# Part II – The Definitive Guide to Price Volume Mix Calculation (PVM) in Power BI – The Perfect Mix

EDIT 2020-12-14: if you are looking for the perfect mathematical formula and the DAX necessary to implement PVM, please go the latest post/video in this series – DAX for Perfect Price Volume Mix (PVM) Calculation (Power BI Tutorial)

In the Part I of this series, I mentioned that I was cutting some corners with my calculation for the sake of giving you a simple and performant formula that was “good enough”. Well, what if it is not good enough and you will not settle for anything other than the perfect math???

Well, the good news is that it took me half the time of the Part I Video to cover the perfect formula in the video for the Part II. It takes a few more steps and it will take a bit of performance out of your reports, but this guide would not really be The Definitive one if I did not give you the perfect calculation, would it???

## 12 thoughts on “Part II – The Definitive Guide to Price Volume Mix Calculation (PVM) in Power BI – The Perfect Mix”

1. SAMUEL FERREIRA says:

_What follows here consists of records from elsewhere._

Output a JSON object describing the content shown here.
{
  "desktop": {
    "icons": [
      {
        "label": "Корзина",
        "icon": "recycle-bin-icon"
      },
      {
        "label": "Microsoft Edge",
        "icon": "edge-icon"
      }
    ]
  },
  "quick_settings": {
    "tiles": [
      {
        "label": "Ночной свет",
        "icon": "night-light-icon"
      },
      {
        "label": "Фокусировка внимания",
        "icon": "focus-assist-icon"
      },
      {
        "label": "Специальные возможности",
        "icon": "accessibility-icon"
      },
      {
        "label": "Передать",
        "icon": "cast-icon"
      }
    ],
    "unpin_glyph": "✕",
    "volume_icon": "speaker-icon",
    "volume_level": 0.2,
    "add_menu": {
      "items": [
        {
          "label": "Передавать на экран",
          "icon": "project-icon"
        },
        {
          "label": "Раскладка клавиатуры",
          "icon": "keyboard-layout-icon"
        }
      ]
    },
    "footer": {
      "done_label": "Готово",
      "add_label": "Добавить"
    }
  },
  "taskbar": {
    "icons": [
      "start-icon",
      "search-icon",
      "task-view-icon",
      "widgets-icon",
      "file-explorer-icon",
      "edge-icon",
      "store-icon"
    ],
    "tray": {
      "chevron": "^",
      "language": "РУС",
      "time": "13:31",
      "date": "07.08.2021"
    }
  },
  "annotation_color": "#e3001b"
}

Your video is just spectacular. But… how could I add one more variable, such as Customer? I´ve made that on the modelling, building the table ( such as: crossjoing(product, customer)), but… the modelling doesn´t work like in Excel. Could you give me a TIP?

1. I will be posting a PBIX file with all the calls in a day or two… hopefully it will have everything you need

1. SAMUEL FERREIRA says:

No… I am wondering to make a table with two variables: Customer and Product. I´ve tried to add that in the modeling, but as I told you it doesn´t work. The “Crossjoing” function is not working very well.

2. SAMUEL FERREIRA says:

That´s the modeling… using exactly the same structure you´ve posted… but adding two variables (customer and product) instead of only Product.

look below… I am showing only in part of the chart.

var TAB = CROSSJOIN(DISTINCT(CUST_GROUP), DISTINCT(Product))

VAR PriceImpact =
ROUND(
SUMX(
“Price”,
iF(ISBLANK([AUP PY]) || ISBLANK([AUP]),0,[AUP]-[AUP PY] )* [QTY_PY])
,[Price])
,2)

3. A very nice presentation indeed. I do think that your students might find the downloadable spreadsheet to be an easier introduction into these complexities. The calculation of mix is the important issue here and is thoroughly explained in The math is the same whether one is analyzing Gross Margin or, in your case, Sales. The site also includes information regarding the “real world” problem of consolidation with downloadable spreadsheets and a “Deep Dive” .pdf.
The simple math dynamic at the heart of Sales Mix Variance is the delta (Last Year’s Price minus Last Year’s Aggregate Price).
Any methodology which does NOT directly compare the delta of a group’s aggregate sales price with that of its’ individual constituent product’s sales price is both patently incorrect and very confusing. This is true whether one uses Power BI, an Excel spreadsheet, SQL . . . . . or an Abacus. The math is simple and easily understood . . . . just let it do the work for you.
This correct methodology provides the ability to drill down to each individual constituent product’s contribution to the total mix variance.

4. Russel David says:

I really enjoyed this post. You really write a good blog.

5. Russel David says:

I found your post interesting to read. I can’t wait to see your post soon. Good Luck with the upcoming update. This article is really very interesting and effective.

6. Russel David says:

I found your post interesting to read. I can’t wait to see your post soon. Good Luck with the upcoming update. This article is really very interesting and effective.

7. I found your post interesting to read. I can’t wait to see your post soon. Good Luck with the upcoming update. This article is really very interesting and effective.